-- RECORDS PROVIDED follows --

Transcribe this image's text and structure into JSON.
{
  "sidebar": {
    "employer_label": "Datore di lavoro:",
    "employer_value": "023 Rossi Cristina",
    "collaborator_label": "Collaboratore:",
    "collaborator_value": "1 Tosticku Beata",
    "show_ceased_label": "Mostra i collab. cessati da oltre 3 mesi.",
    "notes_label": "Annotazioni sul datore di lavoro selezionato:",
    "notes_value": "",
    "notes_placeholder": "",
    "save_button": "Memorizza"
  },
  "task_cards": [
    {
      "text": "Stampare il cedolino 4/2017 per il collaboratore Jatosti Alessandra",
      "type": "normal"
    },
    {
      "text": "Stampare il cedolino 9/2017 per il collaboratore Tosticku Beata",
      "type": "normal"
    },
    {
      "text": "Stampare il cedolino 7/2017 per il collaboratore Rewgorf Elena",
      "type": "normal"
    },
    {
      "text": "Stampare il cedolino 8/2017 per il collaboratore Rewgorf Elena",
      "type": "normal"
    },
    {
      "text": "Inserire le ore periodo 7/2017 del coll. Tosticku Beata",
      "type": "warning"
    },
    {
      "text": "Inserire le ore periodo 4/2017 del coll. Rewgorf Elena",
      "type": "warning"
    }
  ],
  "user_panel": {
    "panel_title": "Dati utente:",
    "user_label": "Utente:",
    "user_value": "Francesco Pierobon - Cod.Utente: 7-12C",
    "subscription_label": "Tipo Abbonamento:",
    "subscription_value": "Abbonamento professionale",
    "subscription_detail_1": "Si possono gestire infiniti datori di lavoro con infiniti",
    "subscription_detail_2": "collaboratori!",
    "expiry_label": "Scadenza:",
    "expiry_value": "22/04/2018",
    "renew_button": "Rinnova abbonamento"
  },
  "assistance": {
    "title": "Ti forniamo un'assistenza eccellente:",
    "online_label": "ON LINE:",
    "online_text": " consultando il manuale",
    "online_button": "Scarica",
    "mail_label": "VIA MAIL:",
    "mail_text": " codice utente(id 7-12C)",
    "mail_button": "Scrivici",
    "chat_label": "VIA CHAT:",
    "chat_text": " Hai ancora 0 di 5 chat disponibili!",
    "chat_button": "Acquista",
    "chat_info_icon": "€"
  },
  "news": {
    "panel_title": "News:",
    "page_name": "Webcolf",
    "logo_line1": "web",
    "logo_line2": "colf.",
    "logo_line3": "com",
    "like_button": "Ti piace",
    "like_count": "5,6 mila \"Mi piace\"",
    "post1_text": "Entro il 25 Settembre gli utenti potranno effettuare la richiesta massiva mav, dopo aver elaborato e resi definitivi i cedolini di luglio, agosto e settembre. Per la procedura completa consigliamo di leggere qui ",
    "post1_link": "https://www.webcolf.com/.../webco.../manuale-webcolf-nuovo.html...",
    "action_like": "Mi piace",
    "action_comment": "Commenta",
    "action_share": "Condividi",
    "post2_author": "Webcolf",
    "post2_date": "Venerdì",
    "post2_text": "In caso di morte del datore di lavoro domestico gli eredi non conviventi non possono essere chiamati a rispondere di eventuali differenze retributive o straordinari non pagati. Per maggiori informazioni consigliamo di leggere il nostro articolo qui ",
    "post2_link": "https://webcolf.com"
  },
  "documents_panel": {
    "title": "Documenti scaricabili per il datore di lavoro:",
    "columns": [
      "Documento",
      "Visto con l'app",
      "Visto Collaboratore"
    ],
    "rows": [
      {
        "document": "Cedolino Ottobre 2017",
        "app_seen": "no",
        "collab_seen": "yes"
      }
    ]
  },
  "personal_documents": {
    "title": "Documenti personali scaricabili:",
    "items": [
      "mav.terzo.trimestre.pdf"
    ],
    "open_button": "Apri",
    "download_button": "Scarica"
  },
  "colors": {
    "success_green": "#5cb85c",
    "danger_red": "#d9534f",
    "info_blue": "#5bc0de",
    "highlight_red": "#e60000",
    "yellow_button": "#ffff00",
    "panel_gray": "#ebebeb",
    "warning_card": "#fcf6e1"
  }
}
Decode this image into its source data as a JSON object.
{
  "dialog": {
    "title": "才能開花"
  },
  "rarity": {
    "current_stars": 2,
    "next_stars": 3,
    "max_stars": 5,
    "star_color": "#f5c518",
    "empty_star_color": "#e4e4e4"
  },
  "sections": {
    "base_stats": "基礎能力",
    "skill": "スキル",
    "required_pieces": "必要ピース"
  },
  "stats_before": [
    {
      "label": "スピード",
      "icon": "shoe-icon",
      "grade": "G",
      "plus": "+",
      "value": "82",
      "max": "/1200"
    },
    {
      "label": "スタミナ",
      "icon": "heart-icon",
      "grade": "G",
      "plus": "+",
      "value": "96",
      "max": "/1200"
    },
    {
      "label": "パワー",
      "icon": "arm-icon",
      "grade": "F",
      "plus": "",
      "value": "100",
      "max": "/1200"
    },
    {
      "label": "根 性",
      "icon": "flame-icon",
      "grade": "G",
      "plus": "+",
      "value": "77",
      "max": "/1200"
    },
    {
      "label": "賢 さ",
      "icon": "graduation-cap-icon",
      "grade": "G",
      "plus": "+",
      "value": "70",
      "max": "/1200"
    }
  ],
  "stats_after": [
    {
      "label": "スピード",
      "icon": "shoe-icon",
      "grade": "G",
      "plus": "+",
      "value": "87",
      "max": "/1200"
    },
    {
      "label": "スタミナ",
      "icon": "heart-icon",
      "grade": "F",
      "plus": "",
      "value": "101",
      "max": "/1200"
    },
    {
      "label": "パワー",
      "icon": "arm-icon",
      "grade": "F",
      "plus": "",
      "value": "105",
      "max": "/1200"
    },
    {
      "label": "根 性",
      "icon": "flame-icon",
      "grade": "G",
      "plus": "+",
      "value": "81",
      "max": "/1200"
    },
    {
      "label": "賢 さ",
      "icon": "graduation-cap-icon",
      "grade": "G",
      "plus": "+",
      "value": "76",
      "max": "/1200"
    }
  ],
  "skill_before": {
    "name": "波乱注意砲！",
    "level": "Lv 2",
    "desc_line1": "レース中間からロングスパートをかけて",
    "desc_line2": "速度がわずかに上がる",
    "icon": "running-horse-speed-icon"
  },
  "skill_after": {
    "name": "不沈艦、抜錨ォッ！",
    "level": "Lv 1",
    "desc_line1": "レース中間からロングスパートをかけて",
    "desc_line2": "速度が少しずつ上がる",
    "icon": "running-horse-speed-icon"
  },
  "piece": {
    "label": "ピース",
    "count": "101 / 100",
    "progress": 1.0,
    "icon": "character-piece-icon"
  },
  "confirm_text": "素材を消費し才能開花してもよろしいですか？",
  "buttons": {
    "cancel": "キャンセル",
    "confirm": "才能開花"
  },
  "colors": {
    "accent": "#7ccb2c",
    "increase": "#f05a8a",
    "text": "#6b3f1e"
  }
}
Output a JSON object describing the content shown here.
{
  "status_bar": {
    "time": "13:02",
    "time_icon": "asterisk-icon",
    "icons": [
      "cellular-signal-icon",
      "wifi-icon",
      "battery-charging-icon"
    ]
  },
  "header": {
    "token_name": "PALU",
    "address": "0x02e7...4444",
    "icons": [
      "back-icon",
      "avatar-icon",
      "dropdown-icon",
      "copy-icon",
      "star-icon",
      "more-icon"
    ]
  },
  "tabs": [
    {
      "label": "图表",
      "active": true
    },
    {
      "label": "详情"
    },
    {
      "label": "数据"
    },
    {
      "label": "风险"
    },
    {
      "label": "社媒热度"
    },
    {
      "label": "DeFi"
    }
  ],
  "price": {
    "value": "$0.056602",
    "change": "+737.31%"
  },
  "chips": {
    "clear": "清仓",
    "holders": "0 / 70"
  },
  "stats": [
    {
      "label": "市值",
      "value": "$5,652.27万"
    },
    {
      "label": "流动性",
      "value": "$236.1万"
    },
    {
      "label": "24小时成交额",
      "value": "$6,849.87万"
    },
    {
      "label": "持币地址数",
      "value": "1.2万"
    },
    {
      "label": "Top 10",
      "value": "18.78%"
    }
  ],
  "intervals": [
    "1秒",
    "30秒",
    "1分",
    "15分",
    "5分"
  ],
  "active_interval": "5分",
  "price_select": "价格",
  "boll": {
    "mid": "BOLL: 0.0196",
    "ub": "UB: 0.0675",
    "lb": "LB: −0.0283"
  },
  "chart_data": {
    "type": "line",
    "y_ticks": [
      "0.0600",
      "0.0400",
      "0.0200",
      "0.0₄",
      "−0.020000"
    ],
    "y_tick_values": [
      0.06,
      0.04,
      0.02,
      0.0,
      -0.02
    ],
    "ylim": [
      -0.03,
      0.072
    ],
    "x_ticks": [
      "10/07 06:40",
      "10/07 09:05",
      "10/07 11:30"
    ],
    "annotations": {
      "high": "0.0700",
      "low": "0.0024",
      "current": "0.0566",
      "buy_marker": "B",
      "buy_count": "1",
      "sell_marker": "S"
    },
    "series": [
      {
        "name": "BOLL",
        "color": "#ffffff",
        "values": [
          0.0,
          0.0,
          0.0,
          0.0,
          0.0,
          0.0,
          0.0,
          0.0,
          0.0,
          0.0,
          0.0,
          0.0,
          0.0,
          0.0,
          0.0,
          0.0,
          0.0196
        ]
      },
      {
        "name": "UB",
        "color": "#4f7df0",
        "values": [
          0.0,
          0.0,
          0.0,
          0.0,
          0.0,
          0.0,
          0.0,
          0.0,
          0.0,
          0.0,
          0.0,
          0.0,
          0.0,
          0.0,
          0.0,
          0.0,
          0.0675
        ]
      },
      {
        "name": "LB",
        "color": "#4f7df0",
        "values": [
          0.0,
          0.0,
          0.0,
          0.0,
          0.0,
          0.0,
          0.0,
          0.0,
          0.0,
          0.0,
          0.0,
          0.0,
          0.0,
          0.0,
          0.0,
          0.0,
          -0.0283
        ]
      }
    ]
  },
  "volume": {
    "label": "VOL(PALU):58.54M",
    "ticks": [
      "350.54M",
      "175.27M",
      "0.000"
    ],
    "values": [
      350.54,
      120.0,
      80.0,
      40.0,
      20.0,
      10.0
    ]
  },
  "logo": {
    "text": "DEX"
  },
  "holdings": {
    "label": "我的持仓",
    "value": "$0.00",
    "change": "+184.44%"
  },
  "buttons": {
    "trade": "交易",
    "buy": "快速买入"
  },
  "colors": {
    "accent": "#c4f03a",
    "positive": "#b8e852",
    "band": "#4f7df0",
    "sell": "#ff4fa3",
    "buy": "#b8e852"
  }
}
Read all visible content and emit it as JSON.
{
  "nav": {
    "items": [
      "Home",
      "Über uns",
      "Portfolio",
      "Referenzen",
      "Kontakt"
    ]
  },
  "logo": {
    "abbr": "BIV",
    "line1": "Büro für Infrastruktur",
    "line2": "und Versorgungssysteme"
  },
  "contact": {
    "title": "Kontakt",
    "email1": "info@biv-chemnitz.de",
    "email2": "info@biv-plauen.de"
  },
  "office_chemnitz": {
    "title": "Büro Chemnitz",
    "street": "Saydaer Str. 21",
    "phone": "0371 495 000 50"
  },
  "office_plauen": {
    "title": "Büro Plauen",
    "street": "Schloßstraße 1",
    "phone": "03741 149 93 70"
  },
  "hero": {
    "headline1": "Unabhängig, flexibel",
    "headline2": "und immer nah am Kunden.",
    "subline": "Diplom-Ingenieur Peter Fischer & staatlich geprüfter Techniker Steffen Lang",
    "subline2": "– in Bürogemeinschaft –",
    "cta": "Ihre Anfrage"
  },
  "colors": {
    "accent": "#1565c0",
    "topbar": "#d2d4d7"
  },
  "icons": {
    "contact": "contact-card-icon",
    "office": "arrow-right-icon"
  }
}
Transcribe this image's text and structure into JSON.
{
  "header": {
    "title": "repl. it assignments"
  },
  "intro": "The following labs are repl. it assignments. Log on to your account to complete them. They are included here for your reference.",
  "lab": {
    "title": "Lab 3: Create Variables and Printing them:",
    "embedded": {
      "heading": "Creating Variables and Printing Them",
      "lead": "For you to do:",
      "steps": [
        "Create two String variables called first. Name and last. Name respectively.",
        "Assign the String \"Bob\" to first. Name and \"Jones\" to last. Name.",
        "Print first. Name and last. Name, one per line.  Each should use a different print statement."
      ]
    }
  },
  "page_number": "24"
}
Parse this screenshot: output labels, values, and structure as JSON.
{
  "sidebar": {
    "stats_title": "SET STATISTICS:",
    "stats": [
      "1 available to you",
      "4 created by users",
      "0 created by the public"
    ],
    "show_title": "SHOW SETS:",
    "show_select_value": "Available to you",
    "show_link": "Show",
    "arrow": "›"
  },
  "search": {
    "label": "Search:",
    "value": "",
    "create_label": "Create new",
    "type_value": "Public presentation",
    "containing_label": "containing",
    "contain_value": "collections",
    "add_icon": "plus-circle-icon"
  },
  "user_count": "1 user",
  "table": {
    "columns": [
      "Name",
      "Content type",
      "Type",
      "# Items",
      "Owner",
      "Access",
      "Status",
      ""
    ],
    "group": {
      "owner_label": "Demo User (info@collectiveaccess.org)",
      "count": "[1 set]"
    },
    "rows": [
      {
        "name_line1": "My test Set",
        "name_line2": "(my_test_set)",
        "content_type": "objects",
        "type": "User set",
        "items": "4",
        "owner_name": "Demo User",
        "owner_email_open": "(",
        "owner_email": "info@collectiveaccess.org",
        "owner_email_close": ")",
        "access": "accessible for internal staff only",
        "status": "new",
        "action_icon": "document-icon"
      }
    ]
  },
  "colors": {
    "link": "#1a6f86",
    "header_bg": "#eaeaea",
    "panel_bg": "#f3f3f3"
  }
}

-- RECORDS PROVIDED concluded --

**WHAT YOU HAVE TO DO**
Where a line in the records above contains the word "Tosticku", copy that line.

**ANSWER BOX**
    "collaborator_value": "1 Tosticku Beata",
      "text": "Stampare il cedolino 9/2017 per il collaboratore Tosticku Beata",
      "text": "Inserire le ore periodo 7/2017 del coll. Tosticku Beata",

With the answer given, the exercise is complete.